• **Exercise instructions**:
Where does the word "archive" show up in the data? Please find each such line and copy it.

[[ Given entries, beginning ]]

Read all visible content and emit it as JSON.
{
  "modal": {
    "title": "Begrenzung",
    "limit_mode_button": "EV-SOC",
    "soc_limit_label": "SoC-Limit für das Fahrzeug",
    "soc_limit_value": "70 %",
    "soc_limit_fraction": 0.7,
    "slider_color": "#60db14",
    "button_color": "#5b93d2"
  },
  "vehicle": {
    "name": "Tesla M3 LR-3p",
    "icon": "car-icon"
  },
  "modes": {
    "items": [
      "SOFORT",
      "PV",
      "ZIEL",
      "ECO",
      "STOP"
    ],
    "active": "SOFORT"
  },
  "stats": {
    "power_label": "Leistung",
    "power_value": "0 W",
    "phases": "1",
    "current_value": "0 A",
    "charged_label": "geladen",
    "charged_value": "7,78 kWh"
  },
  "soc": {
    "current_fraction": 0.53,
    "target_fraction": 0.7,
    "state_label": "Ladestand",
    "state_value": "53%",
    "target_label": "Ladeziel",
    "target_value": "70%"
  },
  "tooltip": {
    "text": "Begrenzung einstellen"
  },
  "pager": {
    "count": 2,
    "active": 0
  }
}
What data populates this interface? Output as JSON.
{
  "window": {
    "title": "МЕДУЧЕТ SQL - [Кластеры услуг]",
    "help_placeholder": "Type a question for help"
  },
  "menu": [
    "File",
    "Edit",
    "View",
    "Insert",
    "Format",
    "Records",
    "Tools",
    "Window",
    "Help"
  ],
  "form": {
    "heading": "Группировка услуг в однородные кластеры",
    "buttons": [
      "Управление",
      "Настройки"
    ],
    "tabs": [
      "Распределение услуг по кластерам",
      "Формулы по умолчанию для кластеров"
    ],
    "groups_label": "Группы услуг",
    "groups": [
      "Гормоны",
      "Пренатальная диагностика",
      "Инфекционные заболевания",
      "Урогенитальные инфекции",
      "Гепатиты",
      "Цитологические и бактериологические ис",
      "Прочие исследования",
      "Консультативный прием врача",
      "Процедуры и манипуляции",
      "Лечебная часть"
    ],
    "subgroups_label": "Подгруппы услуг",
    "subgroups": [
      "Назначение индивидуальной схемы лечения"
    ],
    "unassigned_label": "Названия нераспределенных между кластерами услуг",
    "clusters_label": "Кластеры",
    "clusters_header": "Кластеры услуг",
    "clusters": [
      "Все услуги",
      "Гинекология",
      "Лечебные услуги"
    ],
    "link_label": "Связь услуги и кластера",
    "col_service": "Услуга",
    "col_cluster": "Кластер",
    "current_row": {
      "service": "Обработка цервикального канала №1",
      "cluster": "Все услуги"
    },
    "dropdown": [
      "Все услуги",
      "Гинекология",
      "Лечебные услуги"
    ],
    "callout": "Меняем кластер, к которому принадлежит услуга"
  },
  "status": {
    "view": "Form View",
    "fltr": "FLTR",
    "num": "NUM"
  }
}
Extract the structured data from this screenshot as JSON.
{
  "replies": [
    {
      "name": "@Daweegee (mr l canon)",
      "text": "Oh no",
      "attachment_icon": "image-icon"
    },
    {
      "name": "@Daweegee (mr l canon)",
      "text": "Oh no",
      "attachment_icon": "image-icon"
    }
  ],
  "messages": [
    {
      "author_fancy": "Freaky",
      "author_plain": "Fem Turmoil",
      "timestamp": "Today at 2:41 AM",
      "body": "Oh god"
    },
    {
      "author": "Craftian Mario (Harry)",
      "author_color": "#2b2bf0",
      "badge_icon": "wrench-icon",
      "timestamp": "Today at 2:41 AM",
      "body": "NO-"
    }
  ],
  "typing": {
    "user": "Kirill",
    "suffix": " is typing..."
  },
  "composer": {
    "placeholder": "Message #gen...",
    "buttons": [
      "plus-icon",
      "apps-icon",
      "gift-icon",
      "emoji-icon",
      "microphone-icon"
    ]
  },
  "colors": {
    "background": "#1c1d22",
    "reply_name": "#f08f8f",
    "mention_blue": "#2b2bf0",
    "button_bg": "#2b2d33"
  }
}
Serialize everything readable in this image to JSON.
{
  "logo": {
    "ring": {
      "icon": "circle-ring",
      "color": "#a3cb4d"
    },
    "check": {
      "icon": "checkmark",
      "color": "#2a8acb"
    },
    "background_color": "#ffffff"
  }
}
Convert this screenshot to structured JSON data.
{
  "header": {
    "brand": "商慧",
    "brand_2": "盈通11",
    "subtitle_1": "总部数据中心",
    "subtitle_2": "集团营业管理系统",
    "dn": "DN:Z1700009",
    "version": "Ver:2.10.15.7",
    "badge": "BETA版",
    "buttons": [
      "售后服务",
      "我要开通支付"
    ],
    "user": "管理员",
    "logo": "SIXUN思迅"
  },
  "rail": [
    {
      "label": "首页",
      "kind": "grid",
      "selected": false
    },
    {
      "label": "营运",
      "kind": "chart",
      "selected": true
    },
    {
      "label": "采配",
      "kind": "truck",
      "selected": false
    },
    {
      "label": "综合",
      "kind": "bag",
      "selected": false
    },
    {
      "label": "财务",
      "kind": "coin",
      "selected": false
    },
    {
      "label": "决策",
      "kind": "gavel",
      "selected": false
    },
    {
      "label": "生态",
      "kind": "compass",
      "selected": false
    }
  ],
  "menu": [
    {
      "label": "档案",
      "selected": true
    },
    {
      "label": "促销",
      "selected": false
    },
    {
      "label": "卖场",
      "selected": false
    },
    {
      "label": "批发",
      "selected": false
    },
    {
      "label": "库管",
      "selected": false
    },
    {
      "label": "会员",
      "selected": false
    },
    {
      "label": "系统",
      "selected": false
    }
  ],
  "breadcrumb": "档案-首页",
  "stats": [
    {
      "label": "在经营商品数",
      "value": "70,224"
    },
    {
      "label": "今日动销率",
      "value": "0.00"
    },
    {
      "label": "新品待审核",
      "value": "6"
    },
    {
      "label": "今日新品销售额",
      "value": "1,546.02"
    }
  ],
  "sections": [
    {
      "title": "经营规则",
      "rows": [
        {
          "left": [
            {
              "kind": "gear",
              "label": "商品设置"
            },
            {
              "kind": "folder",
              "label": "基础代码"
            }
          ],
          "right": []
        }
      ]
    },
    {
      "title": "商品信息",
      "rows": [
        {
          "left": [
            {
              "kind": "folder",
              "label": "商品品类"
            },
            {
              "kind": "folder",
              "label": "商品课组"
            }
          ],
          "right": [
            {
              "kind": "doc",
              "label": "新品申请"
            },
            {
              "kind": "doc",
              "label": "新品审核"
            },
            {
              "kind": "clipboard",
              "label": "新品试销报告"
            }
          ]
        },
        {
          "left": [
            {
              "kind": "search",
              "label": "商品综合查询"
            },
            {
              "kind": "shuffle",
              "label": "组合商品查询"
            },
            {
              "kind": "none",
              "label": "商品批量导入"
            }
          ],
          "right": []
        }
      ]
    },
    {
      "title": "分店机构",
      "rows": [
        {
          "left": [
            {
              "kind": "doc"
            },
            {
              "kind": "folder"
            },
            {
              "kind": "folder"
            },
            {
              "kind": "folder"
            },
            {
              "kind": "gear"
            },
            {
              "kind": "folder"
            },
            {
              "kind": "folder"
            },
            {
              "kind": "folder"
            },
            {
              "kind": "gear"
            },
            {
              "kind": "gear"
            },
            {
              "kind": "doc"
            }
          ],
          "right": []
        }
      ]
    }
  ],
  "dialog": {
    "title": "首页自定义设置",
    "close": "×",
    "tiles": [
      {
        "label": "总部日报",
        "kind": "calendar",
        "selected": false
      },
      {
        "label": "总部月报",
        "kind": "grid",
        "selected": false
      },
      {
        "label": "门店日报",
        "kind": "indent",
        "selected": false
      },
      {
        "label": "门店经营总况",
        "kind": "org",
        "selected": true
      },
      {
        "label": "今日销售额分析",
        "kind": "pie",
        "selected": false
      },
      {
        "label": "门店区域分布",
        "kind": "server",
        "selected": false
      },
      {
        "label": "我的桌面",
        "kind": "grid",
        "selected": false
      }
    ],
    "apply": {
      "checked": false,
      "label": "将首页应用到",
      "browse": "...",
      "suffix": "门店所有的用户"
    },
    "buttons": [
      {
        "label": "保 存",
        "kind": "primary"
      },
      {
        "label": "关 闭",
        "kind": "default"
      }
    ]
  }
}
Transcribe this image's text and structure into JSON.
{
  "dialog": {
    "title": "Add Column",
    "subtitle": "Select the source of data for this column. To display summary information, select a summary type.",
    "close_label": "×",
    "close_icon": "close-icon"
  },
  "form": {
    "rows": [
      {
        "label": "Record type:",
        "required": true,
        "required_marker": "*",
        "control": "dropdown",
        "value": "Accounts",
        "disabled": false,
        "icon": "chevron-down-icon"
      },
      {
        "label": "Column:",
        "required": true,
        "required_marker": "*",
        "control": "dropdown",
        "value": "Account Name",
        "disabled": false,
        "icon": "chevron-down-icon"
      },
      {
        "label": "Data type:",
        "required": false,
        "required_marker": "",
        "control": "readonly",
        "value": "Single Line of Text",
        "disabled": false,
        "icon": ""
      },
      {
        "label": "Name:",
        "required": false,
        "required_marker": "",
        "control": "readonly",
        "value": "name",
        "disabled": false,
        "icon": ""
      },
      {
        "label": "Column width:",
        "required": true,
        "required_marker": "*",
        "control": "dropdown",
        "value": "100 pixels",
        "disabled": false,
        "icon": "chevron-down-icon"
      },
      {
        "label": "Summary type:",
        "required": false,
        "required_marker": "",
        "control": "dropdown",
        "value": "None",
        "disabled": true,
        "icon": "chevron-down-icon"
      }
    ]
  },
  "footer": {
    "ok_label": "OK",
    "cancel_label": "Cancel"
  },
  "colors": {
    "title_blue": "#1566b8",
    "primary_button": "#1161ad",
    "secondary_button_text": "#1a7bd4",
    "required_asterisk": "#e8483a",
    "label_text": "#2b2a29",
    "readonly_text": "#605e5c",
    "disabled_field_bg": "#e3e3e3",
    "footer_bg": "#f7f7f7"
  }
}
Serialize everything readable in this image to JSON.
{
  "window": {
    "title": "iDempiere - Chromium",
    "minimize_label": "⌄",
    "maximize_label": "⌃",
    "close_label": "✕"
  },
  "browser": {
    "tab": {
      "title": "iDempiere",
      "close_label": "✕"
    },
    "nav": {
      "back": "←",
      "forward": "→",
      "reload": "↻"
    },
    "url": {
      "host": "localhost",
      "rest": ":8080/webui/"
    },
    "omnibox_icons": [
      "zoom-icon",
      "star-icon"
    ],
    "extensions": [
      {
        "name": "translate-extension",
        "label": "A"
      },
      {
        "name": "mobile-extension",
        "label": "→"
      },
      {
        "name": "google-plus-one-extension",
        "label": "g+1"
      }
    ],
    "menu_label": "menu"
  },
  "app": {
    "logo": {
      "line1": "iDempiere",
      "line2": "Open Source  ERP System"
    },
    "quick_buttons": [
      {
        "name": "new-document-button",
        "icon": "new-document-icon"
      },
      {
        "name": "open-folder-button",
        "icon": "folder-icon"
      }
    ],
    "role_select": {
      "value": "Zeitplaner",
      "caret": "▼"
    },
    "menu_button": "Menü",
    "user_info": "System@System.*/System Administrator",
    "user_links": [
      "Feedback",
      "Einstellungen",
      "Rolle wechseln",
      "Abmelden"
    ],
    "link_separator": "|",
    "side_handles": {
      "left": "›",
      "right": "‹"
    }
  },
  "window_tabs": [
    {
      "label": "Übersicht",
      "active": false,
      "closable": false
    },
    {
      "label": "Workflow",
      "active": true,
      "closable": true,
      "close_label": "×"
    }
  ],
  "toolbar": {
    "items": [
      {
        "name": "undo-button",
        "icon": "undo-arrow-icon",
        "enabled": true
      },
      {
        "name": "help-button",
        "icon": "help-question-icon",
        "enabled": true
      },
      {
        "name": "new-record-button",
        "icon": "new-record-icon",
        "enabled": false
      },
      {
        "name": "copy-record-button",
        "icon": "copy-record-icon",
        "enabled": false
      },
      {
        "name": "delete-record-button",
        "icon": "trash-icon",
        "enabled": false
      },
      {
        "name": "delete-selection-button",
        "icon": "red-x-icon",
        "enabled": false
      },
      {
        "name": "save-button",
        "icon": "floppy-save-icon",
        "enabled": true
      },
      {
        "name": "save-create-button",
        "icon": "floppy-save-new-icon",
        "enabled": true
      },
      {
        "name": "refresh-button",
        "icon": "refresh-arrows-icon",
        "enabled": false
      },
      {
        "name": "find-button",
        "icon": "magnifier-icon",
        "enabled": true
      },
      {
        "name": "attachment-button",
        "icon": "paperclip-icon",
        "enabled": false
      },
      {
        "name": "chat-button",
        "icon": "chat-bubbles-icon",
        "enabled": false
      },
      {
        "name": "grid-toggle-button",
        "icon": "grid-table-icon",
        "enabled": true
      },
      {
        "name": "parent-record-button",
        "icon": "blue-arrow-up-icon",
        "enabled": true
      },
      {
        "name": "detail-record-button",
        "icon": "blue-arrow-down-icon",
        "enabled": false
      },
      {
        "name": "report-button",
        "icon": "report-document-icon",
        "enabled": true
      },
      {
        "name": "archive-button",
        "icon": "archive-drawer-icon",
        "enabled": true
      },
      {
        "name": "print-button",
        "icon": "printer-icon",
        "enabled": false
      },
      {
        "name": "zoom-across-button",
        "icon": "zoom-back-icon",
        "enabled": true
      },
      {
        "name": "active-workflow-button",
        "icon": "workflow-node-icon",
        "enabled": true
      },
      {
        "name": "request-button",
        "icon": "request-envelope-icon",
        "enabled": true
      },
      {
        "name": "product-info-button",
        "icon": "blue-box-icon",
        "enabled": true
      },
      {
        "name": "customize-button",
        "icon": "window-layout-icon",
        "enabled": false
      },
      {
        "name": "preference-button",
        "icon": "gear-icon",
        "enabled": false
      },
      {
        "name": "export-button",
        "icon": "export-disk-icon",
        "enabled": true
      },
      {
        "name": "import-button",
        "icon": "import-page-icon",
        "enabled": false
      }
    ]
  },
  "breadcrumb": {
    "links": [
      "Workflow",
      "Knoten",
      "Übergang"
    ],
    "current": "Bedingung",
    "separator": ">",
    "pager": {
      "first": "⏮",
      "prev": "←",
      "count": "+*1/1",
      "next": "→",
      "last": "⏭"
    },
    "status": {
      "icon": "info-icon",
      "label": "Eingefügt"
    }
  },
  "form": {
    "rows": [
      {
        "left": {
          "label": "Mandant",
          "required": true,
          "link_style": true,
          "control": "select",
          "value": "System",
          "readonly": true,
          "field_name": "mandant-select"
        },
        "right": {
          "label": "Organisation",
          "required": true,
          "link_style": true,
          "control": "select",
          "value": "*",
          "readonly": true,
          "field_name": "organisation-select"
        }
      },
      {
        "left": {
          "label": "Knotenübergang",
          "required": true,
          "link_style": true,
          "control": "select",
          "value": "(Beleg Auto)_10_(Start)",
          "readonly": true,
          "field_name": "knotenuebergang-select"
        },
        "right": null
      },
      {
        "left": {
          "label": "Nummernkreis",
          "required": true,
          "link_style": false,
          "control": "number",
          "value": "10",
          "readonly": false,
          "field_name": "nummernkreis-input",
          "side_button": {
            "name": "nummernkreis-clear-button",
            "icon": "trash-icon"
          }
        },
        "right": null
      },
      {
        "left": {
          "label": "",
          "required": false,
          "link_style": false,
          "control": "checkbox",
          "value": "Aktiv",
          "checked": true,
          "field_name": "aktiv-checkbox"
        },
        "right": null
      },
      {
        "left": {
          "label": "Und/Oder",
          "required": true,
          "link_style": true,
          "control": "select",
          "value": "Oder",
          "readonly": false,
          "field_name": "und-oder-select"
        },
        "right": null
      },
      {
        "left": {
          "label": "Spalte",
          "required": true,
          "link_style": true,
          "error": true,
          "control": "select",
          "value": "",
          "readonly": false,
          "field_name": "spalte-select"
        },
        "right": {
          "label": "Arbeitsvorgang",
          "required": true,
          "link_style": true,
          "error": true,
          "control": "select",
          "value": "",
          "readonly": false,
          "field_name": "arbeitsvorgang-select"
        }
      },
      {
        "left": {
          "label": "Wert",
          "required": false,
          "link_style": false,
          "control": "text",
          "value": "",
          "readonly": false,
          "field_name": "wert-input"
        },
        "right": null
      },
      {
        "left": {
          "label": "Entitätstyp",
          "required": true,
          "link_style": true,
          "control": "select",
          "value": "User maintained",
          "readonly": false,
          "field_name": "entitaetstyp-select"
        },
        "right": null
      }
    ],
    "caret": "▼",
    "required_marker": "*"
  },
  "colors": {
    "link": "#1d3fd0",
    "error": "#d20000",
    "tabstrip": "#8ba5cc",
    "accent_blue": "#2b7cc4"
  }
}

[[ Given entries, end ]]

• **Task output**:
        "name": "archive-button",
        "icon": "archive-drawer-icon",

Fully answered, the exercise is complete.